Fish Consumption advisories have been issued for certain Lake Erie trout and salmon species and locations in Ohio. Find out more specifics and guidelines from our Lake Erie Fish Consumption Advisory Web Page

Real-time stream flow data is available at the following links for the Grand, Chagrin, and Vermilion.

Want to know how much rain or snow fell in the last 24 hours? Click this: Intellicast Web Site for the region.

How to catch 'em:

Michael Polansky- Chagrin River (click to enlarge)

Typical set-ups are long (7-10'), limber spinning or fly rods with light line (4-8 lb. test). Common lures in the fall, early winter, and again in the spring include small (1/16 to 1/80 oz.) marabou or synthetic hair jigs tipped with maggots rigged with split shot under a light pencil-thin bobber. Spoons (Little Cleo, KO Wobblers) and spinners (Rooster Tails, Vibrax, etc.) are commonly used on piers, beaches and lower stream reaches. Flyfishers (using 6-8 wt rods and weight-forward lines) prefer larger, weighted fly patterns, such as nymphs and streamers like woolly buggers, princes, egg-sucking leeches, stonefly and shiner patterns and clouser minnows. Egg fly patterns (single or cluster, sucker spawn, etc.) work well as a single fly or in tandem with a nymph or streamer once the fish move upstream. Salmon or trout eggs are fished as either individual eggs or grouped together in mesh "spawn bags" about the size of a dime or nickel. Eggs can be bounced along the bottom with the current or fished at or near the bottom suspended under a bobber. The fish will be oriented to cover or moderate to deep water pools, cuts or gravel runs as they make their way upstream for spawning. As stream temperatures warm during the spring, expect fish to be more likely to chase lures or bait and to be found in riffles and runs as they move back downstream and into Lake Erie for the summer.

Recent Stocking Numbers:


*Note: A portion of fish stocked in 2003 were smaller than target range.


Steelhead Growth Chart (below)

Years in Lake
Average Length
Average Weight (Pounds)

To contact us:

Fairport Harbor Fish Research Unit

Ohio DNR, Division of Wildlife
1190 High St.
Fairport Harbor, Ohio 44077
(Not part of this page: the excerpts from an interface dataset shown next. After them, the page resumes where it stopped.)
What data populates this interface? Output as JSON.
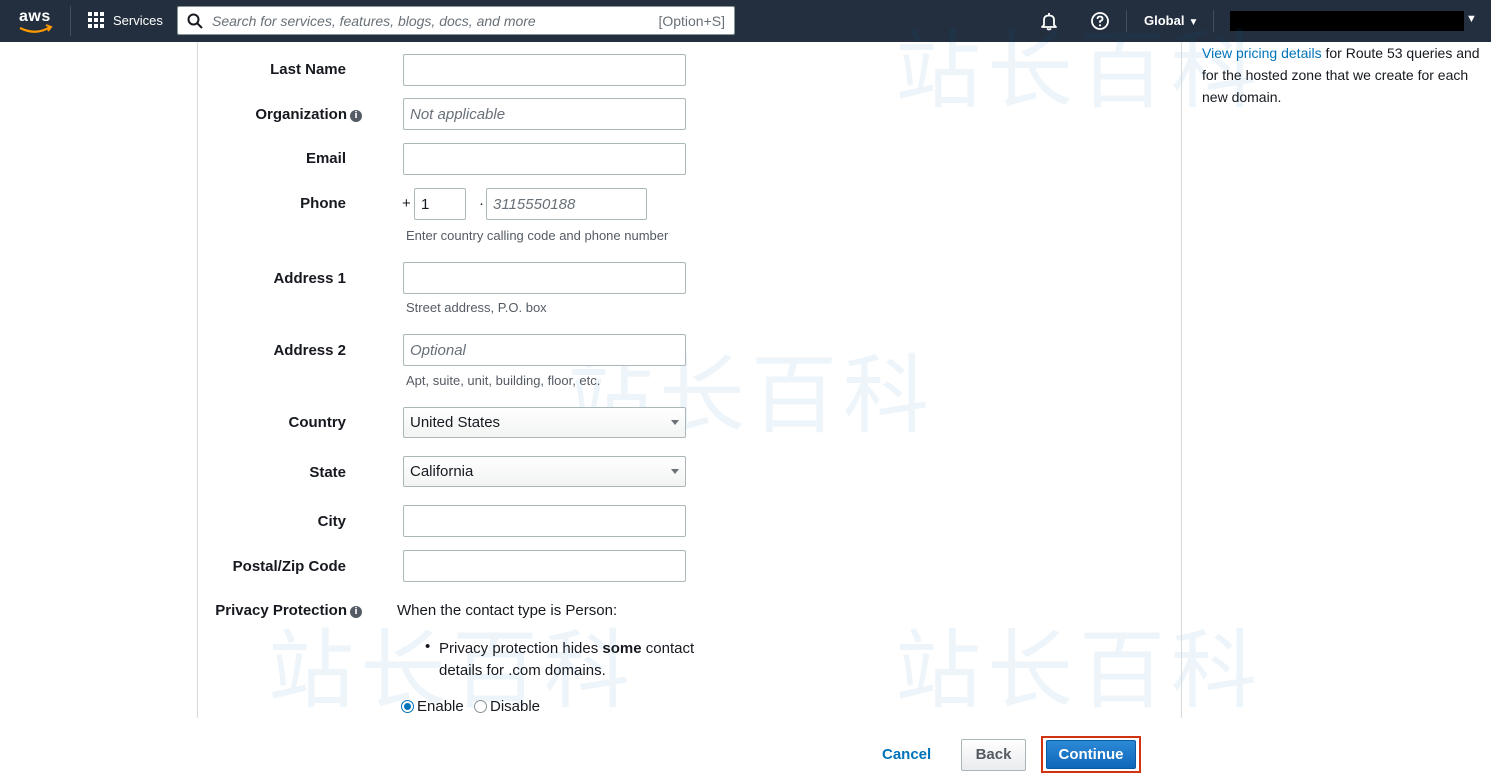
{
  "topnav": {
    "logo": "aws",
    "services_label": "Services",
    "search_placeholder": "Search for services, features, blogs, docs, and more",
    "search_shortcut": "[Option+S]",
    "region": "Global"
  },
  "help_panel": {
    "link": "View pricing details",
    "text": " for Route 53 queries and for the hosted zone that we create for each new domain."
  },
  "form": {
    "last_name_label": "Last Name",
    "organization_label": "Organization",
    "organization_placeholder": "Not applicable",
    "email_label": "Email",
    "phone_label": "Phone",
    "phone_plus": "+",
    "phone_country_code": "1",
    "phone_dot": "·",
    "phone_placeholder": "3115550188",
    "phone_hint": "Enter country calling code and phone number",
    "address1_label": "Address 1",
    "address1_hint": "Street address, P.O. box",
    "address2_label": "Address 2",
    "address2_placeholder": "Optional",
    "address2_hint": "Apt, suite, unit, building, floor, etc.",
    "country_label": "Country",
    "country_value": "United States",
    "state_label": "State",
    "state_value": "California",
    "city_label": "City",
    "postal_label": "Postal/Zip Code",
    "privacy_label": "Privacy Protection",
    "privacy_intro": "When the contact type is Person:",
    "privacy_bullet_pre": "Privacy protection hides ",
    "privacy_bullet_bold": "some",
    "privacy_bullet_post": " contact",
    "privacy_bullet_line2": "details for .com domains.",
    "enable_label": "Enable",
    "disable_label": "Disable",
    "privacy_selected": "Enable"
  },
  "footer": {
    "cancel": "Cancel",
    "back": "Back",
    "continue": "Continue"
  }
}
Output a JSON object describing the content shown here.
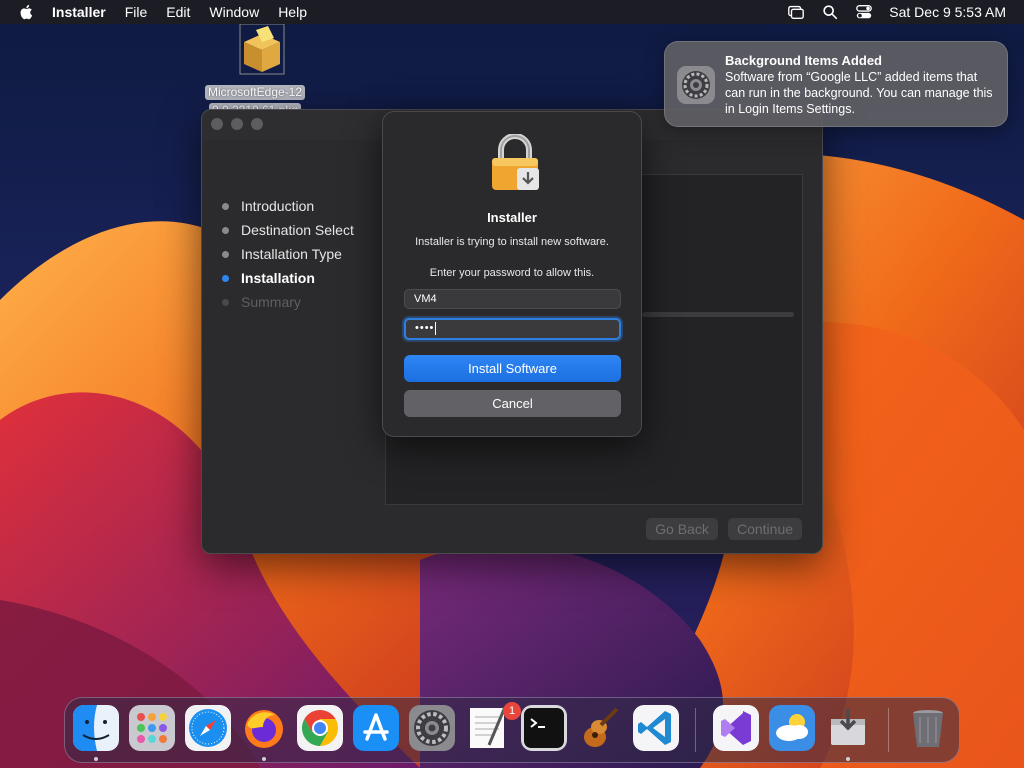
{
  "menubar": {
    "app_name": "Installer",
    "menus": [
      "File",
      "Edit",
      "Window",
      "Help"
    ],
    "clock": "Sat Dec 9  5:53 AM",
    "status_icons": [
      "screen-mirroring-icon",
      "search-icon",
      "control-center-icon"
    ]
  },
  "desktop": {
    "file_icon_label_line1": "MicrosoftEdge-12",
    "file_icon_label_line2": "0.0.2210.61.pkg"
  },
  "installer": {
    "steps": [
      {
        "label": "Introduction",
        "state": "done"
      },
      {
        "label": "Destination Select",
        "state": "done"
      },
      {
        "label": "Installation Type",
        "state": "done"
      },
      {
        "label": "Installation",
        "state": "active"
      },
      {
        "label": "Summary",
        "state": "disabled"
      }
    ],
    "go_back_label": "Go Back",
    "continue_label": "Continue"
  },
  "auth_dialog": {
    "title": "Installer",
    "message": "Installer is trying to install new software.",
    "prompt": "Enter your password to allow this.",
    "username_value": "VM4",
    "password_mask": "••••",
    "primary_button": "Install Software",
    "cancel_button": "Cancel"
  },
  "notification": {
    "title": "Background Items Added",
    "body": "Software from “Google LLC” added items that can run in the background. You can manage this in Login Items Settings."
  },
  "dock": {
    "apps": [
      "Finder",
      "Launchpad",
      "Safari",
      "Firefox",
      "Google Chrome",
      "App Store",
      "System Settings",
      "TextEdit",
      "Terminal",
      "GarageBand",
      "Visual Studio Code",
      "Visual Studio",
      "Weather",
      "Installer",
      "Trash"
    ],
    "system_settings_badge": "1"
  },
  "colors": {
    "accent": "#2e87f0",
    "badge": "#e8453c"
  }
}
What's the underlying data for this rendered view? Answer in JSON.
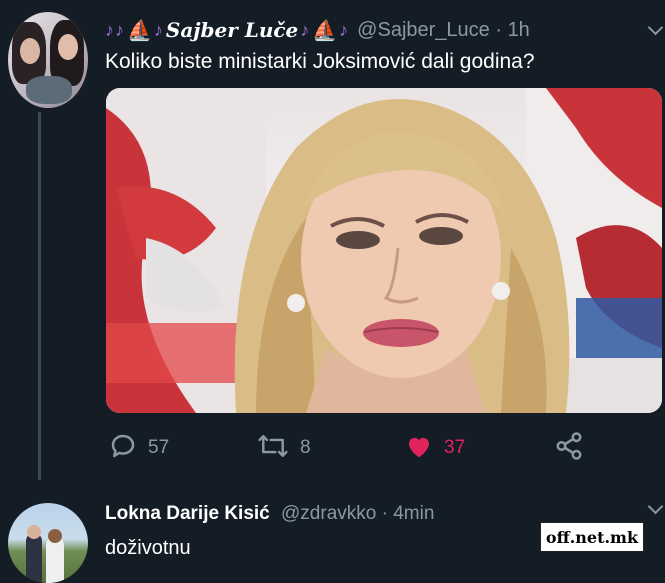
{
  "tweet": {
    "display_name": "Sajber Luče",
    "decor_note": "♪",
    "decor_boat": "⛵",
    "handle": "@Sajber_Luce",
    "time": "1h",
    "text": "Koliko biste ministarki Joksimović dali godina?",
    "media_icon": "photo-portrait",
    "reply_count": "57",
    "retweet_count": "8",
    "like_count": "37",
    "colors": {
      "like": "#e0245e",
      "muted": "#8899a6",
      "background": "#141d26",
      "name_decor": "#9c6bd8"
    }
  },
  "reply": {
    "display_name": "Lokna Darije Kisić",
    "handle": "@zdravkko",
    "time": "4min",
    "text": "doživotnu"
  },
  "watermark": {
    "text": "off.net.mk"
  },
  "icons": {
    "reply": "speech-bubble-icon",
    "retweet": "retweet-arrows-icon",
    "like": "heart-icon",
    "share": "share-nodes-icon",
    "menu": "chevron-down-icon"
  }
}
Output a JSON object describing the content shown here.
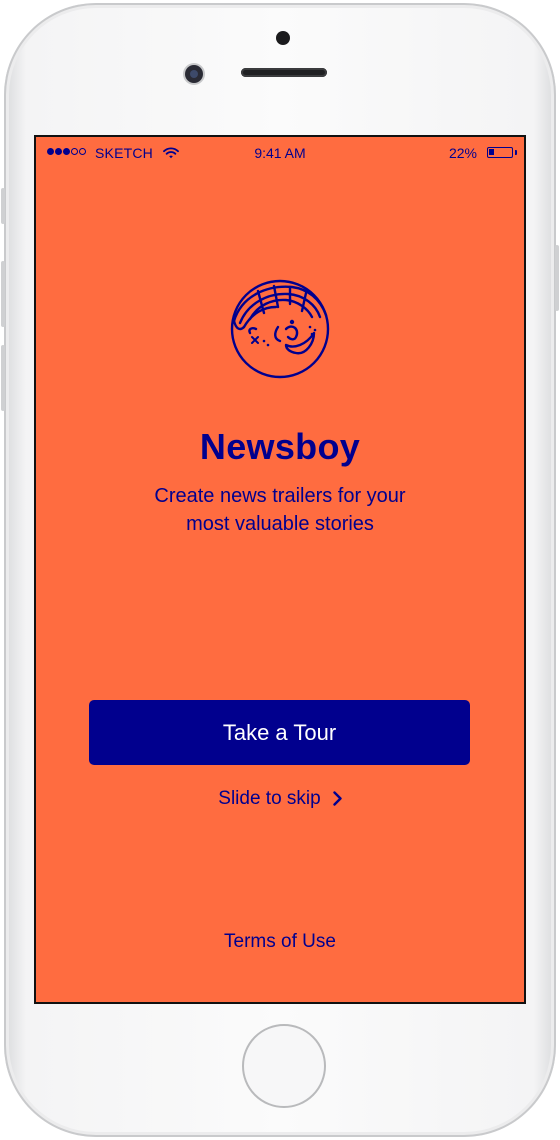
{
  "status_bar": {
    "carrier": "SKETCH",
    "time": "9:41 AM",
    "battery_percent": "22%",
    "battery_level": 0.22,
    "signal_bars_filled": 3,
    "signal_bars_total": 5
  },
  "app": {
    "title": "Newsboy",
    "subtitle_line1": "Create news trailers for your",
    "subtitle_line2": "most valuable stories",
    "cta_label": "Take a Tour",
    "skip_label": "Slide to skip",
    "terms_label": "Terms of Use"
  },
  "colors": {
    "background": "#ff6c40",
    "accent": "#01008e",
    "button_text": "#ffffff"
  },
  "icons": [
    "wifi-icon",
    "battery-icon",
    "newsboy-face-icon",
    "chevron-right-icon"
  ]
}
Phone: 440-352-4199
Fax: 440-352-4182
E-mail: [email protected]

Sandusky Fish Research Unit

Ohio DNR, Division of Wildlife
305 E. Shoreline Dr.
Sandusky, Ohio 44870

Phone: 419-625-8062
Fax: 419-625-6272
E-mail: [email protected]

Reprinted, Courtesy of Division of Wildlife information: 1-800-WILDLIFE


2004 ODNR, Division of Wildlife